• [Web page and app entries]:

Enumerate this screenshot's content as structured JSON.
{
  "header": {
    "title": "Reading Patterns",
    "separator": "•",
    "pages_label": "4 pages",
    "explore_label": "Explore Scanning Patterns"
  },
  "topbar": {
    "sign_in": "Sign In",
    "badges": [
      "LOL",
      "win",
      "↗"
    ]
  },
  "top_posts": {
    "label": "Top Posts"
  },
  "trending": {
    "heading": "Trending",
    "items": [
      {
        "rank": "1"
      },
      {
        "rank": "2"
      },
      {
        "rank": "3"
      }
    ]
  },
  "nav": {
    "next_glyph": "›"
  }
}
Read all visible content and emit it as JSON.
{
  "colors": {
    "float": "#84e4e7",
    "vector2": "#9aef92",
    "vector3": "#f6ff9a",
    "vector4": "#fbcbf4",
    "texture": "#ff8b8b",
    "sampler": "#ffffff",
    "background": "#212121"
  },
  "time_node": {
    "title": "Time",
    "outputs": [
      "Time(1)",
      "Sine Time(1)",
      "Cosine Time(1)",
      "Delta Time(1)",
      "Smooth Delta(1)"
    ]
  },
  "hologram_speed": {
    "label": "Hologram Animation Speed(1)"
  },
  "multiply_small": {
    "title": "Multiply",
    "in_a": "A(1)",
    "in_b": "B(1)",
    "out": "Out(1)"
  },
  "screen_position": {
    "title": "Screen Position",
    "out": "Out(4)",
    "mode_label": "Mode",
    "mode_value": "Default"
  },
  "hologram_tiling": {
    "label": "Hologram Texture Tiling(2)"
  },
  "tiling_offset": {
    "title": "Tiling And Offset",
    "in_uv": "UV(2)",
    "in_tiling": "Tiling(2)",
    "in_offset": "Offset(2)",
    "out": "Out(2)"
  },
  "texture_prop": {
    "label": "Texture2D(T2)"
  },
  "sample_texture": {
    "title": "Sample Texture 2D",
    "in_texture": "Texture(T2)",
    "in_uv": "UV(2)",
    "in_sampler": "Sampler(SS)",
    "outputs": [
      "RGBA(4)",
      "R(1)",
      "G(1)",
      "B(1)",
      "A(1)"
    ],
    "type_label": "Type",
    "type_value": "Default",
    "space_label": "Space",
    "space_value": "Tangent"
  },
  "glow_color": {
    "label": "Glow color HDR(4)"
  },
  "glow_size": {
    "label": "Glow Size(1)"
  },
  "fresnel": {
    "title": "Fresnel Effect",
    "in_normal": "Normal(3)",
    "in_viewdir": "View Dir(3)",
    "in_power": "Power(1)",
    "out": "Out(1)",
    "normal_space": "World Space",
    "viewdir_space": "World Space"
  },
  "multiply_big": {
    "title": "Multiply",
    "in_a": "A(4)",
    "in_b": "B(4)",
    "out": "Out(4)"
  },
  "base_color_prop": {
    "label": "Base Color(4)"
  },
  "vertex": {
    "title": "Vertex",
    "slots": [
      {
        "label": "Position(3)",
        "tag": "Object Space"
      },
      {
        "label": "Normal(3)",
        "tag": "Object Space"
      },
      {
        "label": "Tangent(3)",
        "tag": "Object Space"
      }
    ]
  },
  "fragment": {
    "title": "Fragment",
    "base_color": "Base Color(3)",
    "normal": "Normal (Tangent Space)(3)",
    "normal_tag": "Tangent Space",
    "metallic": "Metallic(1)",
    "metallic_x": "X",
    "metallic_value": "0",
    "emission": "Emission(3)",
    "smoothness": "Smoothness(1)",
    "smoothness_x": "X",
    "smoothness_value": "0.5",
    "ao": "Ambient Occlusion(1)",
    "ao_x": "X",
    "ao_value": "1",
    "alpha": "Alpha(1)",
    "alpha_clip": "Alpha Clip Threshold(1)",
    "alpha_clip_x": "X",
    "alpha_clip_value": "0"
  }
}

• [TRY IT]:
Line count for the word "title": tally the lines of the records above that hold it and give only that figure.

• [YOUR SOLUTION]:
10